▸ YOUR TASK: Without including any picture, return the complete set of records exactly.

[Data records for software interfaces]
# # #
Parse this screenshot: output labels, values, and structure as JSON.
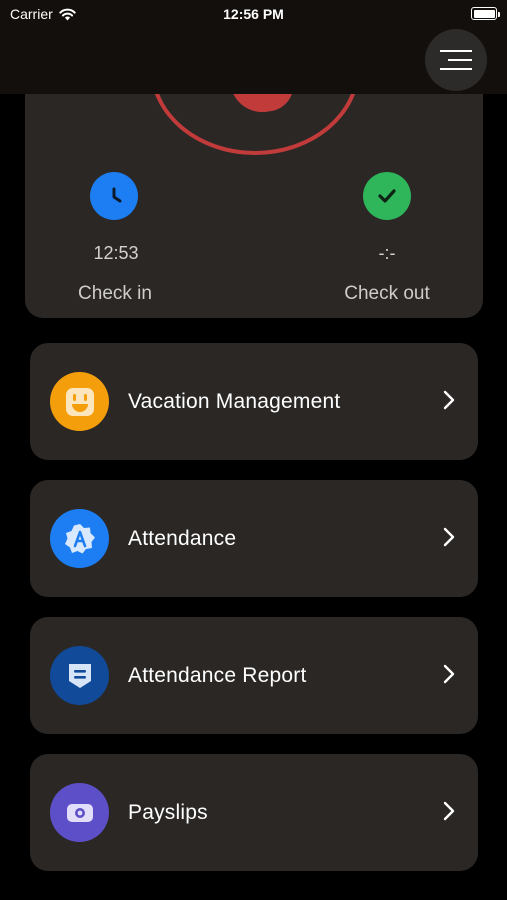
{
  "status_bar": {
    "carrier": "Carrier",
    "time": "12:56 PM",
    "icons": [
      "wifi-icon",
      "battery-icon"
    ]
  },
  "header": {
    "menu_icon": "hamburger-menu-icon"
  },
  "attendance_card": {
    "check_in": {
      "value": "12:53",
      "label": "Check in",
      "icon": "clock-icon",
      "color": "#1c7ef2"
    },
    "check_out": {
      "value": "-:-",
      "label": "Check out",
      "icon": "checkmark-icon",
      "color": "#2fb65b"
    },
    "accent_color": "#c23b3b"
  },
  "menu": [
    {
      "label": "Vacation Management",
      "icon": "smiley-face-icon",
      "color": "#f59e0b"
    },
    {
      "label": "Attendance",
      "icon": "badge-a-icon",
      "color": "#1c7ef2"
    },
    {
      "label": "Attendance Report",
      "icon": "report-shield-icon",
      "color": "#104a98"
    },
    {
      "label": "Payslips",
      "icon": "money-bill-icon",
      "color": "#5d4fc8"
    }
  ]
}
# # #
▸ TASK SOLUTION:
Parse this screenshot: output labels, values, and structure as JSON.
{
  "status_bar": {
    "carrier": "Carrier",
    "time": "12:56 PM",
    "icons": [
      "wifi-icon",
      "battery-icon"
    ]
  },
  "header": {
    "menu_icon": "hamburger-menu-icon"
  },
  "attendance_card": {
    "check_in": {
      "value": "12:53",
      "label": "Check in",
      "icon": "clock-icon",
      "color": "#1c7ef2"
    },
    "check_out": {
      "value": "-:-",
      "label": "Check out",
      "icon": "checkmark-icon",
      "color": "#2fb65b"
    },
    "accent_color": "#c23b3b"
  },
  "menu": [
    {
      "label": "Vacation Management",
      "icon": "smiley-face-icon",
      "color": "#f59e0b"
    },
    {
      "label": "Attendance",
      "icon": "badge-a-icon",
      "color": "#1c7ef2"
    },
    {
      "label": "Attendance Report",
      "icon": "report-shield-icon",
      "color": "#104a98"
    },
    {
      "label": "Payslips",
      "icon": "money-bill-icon",
      "color": "#5d4fc8"
    }
  ]
}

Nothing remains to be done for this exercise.